On its publication Anthony Boucher called the book "one of the permanent classics in the detective field.... one of the best, not of the year, but of all time". Dorothy B. Hughes also praised it, saying it is "not only one of the most important mysteries of the year, but of all years of mystery".[5] This book was voted number one in The Top 100 Crime Novels of All Time list by the UK Crime Writers' Association in 1990.[6]

Winston Churchill stated in his History of the English-Speaking Peoples[7] his belief in Richard's guilt of the murder of the princes, adding, "It will take many ingenious books to raise the issue to the dignity of a historical controversy", probably referring to Tey's novel, published seven years earlier.
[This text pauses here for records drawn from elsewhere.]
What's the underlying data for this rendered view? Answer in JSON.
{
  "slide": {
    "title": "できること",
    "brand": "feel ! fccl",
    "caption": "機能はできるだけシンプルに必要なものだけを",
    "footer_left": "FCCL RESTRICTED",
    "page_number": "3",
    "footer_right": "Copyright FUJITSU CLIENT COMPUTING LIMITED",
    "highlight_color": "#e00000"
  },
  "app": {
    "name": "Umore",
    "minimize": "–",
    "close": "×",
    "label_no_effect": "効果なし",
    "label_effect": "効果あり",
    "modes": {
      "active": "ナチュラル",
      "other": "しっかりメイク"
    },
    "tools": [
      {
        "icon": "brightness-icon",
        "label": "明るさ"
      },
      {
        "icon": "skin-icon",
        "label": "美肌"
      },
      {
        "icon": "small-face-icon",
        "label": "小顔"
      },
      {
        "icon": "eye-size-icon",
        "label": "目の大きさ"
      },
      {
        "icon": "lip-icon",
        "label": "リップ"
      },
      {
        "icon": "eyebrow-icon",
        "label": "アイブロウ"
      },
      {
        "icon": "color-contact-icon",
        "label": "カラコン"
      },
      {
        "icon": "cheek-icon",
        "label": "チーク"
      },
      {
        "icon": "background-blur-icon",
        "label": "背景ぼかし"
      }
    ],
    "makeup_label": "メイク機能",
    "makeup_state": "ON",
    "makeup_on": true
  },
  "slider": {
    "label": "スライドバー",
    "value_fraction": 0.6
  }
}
The papers of Sir Alan Lascelles contain a reference to his conversation with Churchill about the book.[8]

In 2012, Peter Hitchens wrote that The Daughter of Time was "one of the most important books ever written".[9]

Works with similar themes[edit]

  • Mystery author Elizabeth Peters's novel The Murders of Richard III references Tey's book repeatedly.
  • Colin Dexter uses the same plot device of the incapacitated detective solving an old mystery in The Wench Is Dead.
  • Guy M. Townsend's To Prove a Villain is a detective novel about a series of modern murders that seem to be linked to Richard III. The hero, a history professor, launches a scathing attack on Tey's arguments as "hopelessly unprofessional and untrustworthy for her 'slavish' following of Clements Markham's argument".[3]


  1. ^ Quotations. "The Daughter of Time quotes & quotations". Retrieved 30 October 2012. 
  2. ^ Toby Malone, " "A Dog, a Rat, ... a Cat to Scratch a Man to Death!": Olivier's Richard III and Popular Cultures", Literature/Film Quarterly, Vol. 37, No. 2
  3. ^ a b c R. Gordon Kelly, "Josephine Tey and Others: The Case of Richard III", in Ray B. Browne, Lawrence A. Kreiser, Jr, et al. (eds.) The Detective as Historian: History and Art in Historical Crime Fiction, Volume 1, Popular Press, 2000, p.134.
  4. ^ Alison Weir: Website
  5. ^ Roseman, Mill et al., Detectionary. New York: Overlook Press, 1971. ISBN 0-87951-041-2
  6. ^ Susan Moody, ed. (1990). 100 Top Crime Novels Selected by the Crime Writers' Association. The Hatchards Crime Companion (London). ISBN 0-904030-02-4. 
  7. ^ Churchill, History of the English-Speaking Peoples, vol 1, p486
  8. ^ Janus: The Papers of Sir Alan Lascelles 1922–1977
  9. ^ Hitchens, Peter (1 November 2012). "A Good Read – and an Encounter with Those Wicked Russians". Retrieved 2 November 2012. 

External links[edit]